• INSTRUCTIONS FOR THE TASK
A single number is the expected answer: the count of lines in the records below that contain "this".

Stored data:
++++++
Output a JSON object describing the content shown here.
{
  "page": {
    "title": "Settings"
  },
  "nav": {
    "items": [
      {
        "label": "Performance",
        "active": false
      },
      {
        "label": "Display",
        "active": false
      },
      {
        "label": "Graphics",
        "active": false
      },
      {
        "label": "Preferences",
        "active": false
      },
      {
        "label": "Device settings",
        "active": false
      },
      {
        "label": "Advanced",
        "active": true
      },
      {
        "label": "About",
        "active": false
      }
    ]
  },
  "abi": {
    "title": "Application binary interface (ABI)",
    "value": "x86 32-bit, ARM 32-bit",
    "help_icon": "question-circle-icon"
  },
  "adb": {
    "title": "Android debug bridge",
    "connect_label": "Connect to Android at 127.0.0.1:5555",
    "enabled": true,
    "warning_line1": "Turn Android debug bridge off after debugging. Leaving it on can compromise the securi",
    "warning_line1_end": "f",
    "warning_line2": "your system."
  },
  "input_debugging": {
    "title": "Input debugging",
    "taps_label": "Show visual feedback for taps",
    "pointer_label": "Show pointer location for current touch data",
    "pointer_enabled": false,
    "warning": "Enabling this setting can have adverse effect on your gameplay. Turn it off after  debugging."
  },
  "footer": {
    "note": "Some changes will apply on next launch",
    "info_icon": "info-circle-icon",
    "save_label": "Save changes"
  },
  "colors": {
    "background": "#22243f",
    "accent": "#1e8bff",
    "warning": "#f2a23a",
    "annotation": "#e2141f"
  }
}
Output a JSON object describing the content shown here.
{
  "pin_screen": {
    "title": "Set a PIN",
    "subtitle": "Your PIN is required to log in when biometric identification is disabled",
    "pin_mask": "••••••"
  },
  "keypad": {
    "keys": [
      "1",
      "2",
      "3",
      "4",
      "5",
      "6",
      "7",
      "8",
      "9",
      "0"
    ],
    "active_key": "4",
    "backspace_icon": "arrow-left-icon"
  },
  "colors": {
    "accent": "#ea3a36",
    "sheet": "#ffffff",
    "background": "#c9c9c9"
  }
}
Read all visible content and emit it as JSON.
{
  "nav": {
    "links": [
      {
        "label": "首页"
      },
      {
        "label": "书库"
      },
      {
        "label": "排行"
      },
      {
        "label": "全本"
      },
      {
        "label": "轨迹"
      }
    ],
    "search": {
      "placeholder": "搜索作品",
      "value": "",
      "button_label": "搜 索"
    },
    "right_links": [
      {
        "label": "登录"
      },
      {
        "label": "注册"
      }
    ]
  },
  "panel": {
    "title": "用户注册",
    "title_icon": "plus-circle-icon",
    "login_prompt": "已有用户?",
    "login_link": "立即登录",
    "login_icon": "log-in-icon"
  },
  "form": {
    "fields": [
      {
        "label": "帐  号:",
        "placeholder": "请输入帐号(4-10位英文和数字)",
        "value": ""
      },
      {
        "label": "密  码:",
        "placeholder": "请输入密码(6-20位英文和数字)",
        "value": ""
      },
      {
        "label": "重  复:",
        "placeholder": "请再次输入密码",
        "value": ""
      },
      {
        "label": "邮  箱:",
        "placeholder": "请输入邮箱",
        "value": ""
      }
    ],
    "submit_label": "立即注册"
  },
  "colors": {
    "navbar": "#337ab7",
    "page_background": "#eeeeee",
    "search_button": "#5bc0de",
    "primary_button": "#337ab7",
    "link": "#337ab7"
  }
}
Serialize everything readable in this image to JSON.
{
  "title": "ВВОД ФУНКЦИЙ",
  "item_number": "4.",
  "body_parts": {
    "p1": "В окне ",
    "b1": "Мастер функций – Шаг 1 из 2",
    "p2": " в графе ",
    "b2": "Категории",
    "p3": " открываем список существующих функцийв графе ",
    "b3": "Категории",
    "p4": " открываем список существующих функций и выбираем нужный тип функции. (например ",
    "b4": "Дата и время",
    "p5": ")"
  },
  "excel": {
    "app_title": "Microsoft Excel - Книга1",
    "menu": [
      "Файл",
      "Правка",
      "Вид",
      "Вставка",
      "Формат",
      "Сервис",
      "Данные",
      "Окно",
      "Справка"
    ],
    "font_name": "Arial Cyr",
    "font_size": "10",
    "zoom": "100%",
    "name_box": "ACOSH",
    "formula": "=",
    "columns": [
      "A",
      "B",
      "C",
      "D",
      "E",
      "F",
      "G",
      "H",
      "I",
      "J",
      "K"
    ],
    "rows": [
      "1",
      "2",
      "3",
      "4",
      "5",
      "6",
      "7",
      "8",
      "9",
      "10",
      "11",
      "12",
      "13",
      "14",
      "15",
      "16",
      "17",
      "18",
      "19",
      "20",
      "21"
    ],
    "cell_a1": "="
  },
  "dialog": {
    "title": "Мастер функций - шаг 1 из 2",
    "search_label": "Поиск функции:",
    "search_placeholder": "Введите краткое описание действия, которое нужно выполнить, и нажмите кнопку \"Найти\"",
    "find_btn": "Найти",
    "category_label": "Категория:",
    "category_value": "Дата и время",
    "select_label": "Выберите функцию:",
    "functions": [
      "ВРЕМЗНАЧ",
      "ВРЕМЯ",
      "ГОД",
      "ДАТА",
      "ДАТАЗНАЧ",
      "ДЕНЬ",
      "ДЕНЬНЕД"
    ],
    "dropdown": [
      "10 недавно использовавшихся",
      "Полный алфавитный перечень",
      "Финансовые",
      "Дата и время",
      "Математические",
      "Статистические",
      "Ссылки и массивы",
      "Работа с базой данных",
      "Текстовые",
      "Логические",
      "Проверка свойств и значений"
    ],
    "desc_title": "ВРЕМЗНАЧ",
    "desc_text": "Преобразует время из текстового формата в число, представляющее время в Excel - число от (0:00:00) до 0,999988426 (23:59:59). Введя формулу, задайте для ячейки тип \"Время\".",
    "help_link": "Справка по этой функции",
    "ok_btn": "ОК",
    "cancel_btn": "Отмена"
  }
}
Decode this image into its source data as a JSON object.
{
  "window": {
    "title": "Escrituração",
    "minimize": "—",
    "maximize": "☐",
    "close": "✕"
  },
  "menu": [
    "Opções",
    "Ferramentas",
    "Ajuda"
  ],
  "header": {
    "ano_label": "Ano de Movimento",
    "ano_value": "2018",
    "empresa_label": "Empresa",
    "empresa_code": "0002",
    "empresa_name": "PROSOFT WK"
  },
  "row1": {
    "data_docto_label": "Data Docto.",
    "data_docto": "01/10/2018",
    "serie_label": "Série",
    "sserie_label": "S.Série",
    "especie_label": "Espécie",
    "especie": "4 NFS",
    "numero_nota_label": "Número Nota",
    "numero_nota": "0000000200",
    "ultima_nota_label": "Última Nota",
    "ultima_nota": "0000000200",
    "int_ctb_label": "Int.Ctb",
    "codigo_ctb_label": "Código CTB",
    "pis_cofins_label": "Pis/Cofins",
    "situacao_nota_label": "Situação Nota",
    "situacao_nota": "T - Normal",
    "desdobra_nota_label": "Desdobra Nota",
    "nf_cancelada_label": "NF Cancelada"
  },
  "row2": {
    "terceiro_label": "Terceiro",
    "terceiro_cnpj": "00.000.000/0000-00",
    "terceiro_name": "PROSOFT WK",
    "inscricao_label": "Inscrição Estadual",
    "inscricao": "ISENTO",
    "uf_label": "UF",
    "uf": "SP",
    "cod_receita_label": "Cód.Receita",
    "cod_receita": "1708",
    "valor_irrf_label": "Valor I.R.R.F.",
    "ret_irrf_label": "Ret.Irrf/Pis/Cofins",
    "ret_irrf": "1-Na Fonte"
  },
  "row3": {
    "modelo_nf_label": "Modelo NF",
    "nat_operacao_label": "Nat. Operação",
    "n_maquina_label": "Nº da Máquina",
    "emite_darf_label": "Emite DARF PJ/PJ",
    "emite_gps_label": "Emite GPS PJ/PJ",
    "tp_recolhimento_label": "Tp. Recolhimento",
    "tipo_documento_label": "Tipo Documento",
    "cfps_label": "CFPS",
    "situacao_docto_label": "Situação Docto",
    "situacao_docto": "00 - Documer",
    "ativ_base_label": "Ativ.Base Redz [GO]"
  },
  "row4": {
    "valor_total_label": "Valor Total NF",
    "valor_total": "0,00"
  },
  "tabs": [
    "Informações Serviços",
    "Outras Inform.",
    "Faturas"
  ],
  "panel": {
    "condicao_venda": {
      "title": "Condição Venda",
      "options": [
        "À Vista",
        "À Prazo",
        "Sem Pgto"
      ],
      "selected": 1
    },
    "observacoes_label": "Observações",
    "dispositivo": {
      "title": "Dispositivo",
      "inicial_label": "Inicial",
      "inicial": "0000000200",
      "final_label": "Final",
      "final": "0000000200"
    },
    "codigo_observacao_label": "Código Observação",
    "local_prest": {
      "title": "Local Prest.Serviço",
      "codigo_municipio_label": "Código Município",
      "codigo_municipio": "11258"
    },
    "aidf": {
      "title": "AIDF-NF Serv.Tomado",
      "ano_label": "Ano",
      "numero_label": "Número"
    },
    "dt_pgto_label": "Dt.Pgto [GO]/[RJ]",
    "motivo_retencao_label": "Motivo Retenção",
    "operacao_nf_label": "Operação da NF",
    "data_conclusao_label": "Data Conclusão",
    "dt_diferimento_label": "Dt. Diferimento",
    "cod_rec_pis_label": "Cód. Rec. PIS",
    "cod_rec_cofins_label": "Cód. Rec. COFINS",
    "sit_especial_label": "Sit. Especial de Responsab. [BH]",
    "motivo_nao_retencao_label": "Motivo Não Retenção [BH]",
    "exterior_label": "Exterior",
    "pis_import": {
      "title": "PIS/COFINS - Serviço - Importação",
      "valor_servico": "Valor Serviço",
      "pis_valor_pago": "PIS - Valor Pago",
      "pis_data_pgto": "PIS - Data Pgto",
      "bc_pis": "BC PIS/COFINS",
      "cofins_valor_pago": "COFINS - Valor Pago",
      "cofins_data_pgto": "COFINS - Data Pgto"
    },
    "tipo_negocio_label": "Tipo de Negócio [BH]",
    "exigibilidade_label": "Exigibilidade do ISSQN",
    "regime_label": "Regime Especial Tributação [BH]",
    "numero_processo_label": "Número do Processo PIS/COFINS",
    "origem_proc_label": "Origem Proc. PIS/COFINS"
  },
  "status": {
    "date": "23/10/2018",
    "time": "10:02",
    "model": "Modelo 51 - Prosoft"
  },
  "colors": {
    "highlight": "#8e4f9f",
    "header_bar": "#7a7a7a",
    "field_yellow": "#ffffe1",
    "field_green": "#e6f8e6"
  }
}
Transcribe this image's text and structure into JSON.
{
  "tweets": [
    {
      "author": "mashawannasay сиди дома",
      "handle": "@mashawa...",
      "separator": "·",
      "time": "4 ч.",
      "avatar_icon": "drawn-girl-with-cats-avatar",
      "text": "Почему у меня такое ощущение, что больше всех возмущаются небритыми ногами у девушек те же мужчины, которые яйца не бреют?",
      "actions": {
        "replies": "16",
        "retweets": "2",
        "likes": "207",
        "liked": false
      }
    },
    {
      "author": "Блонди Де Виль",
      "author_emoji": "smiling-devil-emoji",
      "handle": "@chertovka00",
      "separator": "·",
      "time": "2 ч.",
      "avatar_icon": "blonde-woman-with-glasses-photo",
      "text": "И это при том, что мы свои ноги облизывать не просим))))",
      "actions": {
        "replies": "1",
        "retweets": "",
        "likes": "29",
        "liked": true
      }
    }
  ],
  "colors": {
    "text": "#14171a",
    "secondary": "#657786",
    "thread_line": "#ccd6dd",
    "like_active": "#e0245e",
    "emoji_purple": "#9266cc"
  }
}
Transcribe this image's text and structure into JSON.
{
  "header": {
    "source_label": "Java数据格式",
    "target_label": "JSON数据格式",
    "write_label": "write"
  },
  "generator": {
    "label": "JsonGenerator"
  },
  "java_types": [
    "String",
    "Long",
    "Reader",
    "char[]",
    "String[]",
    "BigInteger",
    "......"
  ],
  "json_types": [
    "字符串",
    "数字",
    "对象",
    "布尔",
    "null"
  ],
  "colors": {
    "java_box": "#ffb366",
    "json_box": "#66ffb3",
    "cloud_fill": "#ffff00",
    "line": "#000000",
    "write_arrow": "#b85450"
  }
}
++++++
• ANSWER SPACE
5